Open shelving in the kitchen always looks beautiful in a magazine. But so do fresh flowers on the table which only happens twice a year at my house (birthday and mother’s day). So is open shelving a realistic option for everyday families in everyday homes with everyday dishes that actually get used and not photographed?
Absolutely! You just need to know how. I can help.
If you’re considering adding open shelving to your kitchen, think about the location of shelving very carefully. It can’t be anywhere near the stove unless you want your fresh dishes to be covered with grease on a regular basis. You also don’t want it near the baking counter (flour dust anyone?). Near the sink, next to the fridge, or near a window are good spots for open shelving.
Before you take a sledgehammer to your cabinetry, think about what’s behind them. If you opt to take down your current cabinets to install open shelving, you’ve got a whole new wall to deal with. That wall is likely not painted, not textured, which will require more time, but is doable.
An easier way is to use your current kitchen cabinets to create open shelving. This eliminates the need for demolition, construction, and painting. You can complete the entire transformation in an afternoon and if you hate it, you can just put the door back on and no one will ever know.

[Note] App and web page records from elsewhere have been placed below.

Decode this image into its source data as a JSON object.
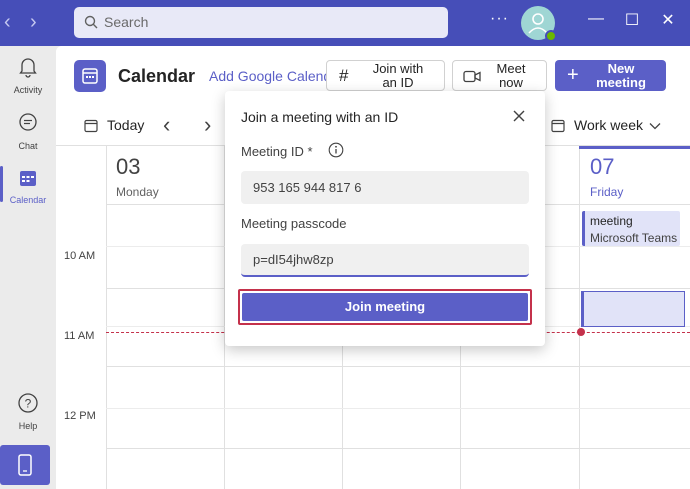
{
  "titlebar": {
    "search_placeholder": "Search",
    "more_glyph": "···"
  },
  "rail": {
    "items": [
      {
        "label": "Activity",
        "icon": "bell-icon"
      },
      {
        "label": "Chat",
        "icon": "chat-icon"
      },
      {
        "label": "Calendar",
        "icon": "calendar-icon"
      },
      {
        "label": "Help",
        "icon": "help-icon"
      }
    ]
  },
  "calendar": {
    "title": "Calendar",
    "add_google": "Add Google Calendar",
    "join_with_id_line1": "Join with",
    "join_with_id_line2": "an ID",
    "meet_now_line1": "Meet",
    "meet_now_line2": "now",
    "new_meeting_line1": "New",
    "new_meeting_line2": "meeting",
    "today": "Today",
    "view": "Work week",
    "days": [
      {
        "num": "03",
        "name": "Monday"
      },
      {
        "num": "07",
        "name": "Friday"
      }
    ],
    "times": [
      "10 AM",
      "11 AM",
      "12 PM"
    ],
    "event": {
      "title": "meeting",
      "subtitle": "Microsoft Teams"
    }
  },
  "dialog": {
    "title": "Join a meeting with an ID",
    "meeting_id_label": "Meeting ID *",
    "meeting_id_value": "953 165 944 817 6",
    "passcode_label": "Meeting passcode",
    "passcode_value": "p=dI54jhw8zp",
    "join_button": "Join meeting"
  },
  "colors": {
    "brand": "#5b5fc7",
    "titlebar": "#464eb8",
    "highlight": "#c4314b"
  }
}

Start by taking the doors off your cabinets. Fill in the hinge holes with wood filler and sand them smooth. You could stop here and call it good. This allows you to experiment with open shelving without fully committing, and it can still look beautiful.
These cabinets simply have no doors and a fresh coat of paint, but it gives the entire kitchen a whole new look. Leaving the middle piece allows you to put the doors back on and return the kitchen to its original state anytime you change your mind.
However, if you want true unencumbered shelving, that middle piece has gotta go. It’s not structurally critical, so you can get rid of it without worrying that the entire cabinet is going to collapse. Just use a simple hand saw to cut the middle piece out, you don’t even need a power tool. If you encounter giant staples along the way, you might need some pliers and a little muscle, but keep at it and you’ll be happy you did. Once the middle piece is gone, whala! You now have open shelving!
What a difference that middle piece makes! This looks like professional custom cabinetry. No one will believe you did it yourself over the weekend.
Now give your shelving a pop of color with a fresh coat of paint. You can paint the entire inside of the cabinet, or keep things simple and just paint the back. You can also use contact paper, wallpaper, wall tiles, or even a simple vinyl design to add some style.
Another option is to only take the doors off of half the cabinet space. This gives you the concept of open shelving without a full kitchen open to public view. If you’re nervous about keeping your open space tidy, this might be a good option for you. Good luck on your open shelving project!